- [Instructions to follow] Once you reach the line holding "Enumerate this screenshot's", write out that line and every later one exactly, ending with the last line of the data; write nothing else.

^^^^^^^^

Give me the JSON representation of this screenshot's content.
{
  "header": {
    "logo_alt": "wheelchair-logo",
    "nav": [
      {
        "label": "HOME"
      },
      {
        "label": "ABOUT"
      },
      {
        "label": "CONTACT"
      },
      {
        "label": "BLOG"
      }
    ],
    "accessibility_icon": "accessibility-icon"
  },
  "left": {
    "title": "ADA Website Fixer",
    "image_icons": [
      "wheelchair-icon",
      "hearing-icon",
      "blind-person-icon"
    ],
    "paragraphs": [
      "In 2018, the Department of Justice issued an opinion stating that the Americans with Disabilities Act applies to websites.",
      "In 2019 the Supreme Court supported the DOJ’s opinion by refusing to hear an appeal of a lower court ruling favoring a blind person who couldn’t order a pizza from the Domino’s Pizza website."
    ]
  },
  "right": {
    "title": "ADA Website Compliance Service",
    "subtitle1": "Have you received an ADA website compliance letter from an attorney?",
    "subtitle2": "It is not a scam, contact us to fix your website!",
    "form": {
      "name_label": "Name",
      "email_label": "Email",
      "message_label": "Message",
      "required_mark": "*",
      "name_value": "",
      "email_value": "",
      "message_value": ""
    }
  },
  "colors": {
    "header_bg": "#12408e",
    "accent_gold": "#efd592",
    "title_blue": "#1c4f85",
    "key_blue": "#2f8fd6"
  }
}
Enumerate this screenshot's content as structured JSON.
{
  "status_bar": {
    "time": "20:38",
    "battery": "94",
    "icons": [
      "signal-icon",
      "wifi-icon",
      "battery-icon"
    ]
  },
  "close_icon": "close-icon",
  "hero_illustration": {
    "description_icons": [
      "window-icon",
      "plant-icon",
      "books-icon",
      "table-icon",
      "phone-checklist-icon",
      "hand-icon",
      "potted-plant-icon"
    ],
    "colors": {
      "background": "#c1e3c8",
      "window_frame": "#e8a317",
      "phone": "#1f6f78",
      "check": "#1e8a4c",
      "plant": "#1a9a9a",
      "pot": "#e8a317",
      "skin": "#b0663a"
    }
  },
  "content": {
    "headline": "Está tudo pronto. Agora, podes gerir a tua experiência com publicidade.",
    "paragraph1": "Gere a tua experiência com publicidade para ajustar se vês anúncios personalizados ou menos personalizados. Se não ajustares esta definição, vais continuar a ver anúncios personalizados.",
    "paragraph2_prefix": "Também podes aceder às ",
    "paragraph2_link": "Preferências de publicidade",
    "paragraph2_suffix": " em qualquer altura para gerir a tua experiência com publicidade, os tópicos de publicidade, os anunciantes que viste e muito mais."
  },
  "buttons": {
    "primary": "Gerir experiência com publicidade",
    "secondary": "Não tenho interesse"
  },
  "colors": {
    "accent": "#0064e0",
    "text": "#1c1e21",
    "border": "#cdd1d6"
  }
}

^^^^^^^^

- [Reply to the exercise]
Enumerate this screenshot's content as structured JSON.
{
  "status_bar": {
    "time": "20:38",
    "battery": "94",
    "icons": [
      "signal-icon",
      "wifi-icon",
      "battery-icon"
    ]
  },
  "close_icon": "close-icon",
  "hero_illustration": {
    "description_icons": [
      "window-icon",
      "plant-icon",
      "books-icon",
      "table-icon",
      "phone-checklist-icon",
      "hand-icon",
      "potted-plant-icon"
    ],
    "colors": {
      "background": "#c1e3c8",
      "window_frame": "#e8a317",
      "phone": "#1f6f78",
      "check": "#1e8a4c",
      "plant": "#1a9a9a",
      "pot": "#e8a317",
      "skin": "#b0663a"
    }
  },
  "content": {
    "headline": "Está tudo pronto. Agora, podes gerir a tua experiência com publicidade.",
    "paragraph1": "Gere a tua experiência com publicidade para ajustar se vês anúncios personalizados ou menos personalizados. Se não ajustares esta definição, vais continuar a ver anúncios personalizados.",
    "paragraph2_prefix": "Também podes aceder às ",
    "paragraph2_link": "Preferências de publicidade",
    "paragraph2_suffix": " em qualquer altura para gerir a tua experiência com publicidade, os tópicos de publicidade, os anunciantes que viste e muito mais."
  },
  "buttons": {
    "primary": "Gerir experiência com publicidade",
    "secondary": "Não tenho interesse"
  },
  "colors": {
    "accent": "#0064e0",
    "text": "#1c1e21",
    "border": "#cdd1d6"
  }
}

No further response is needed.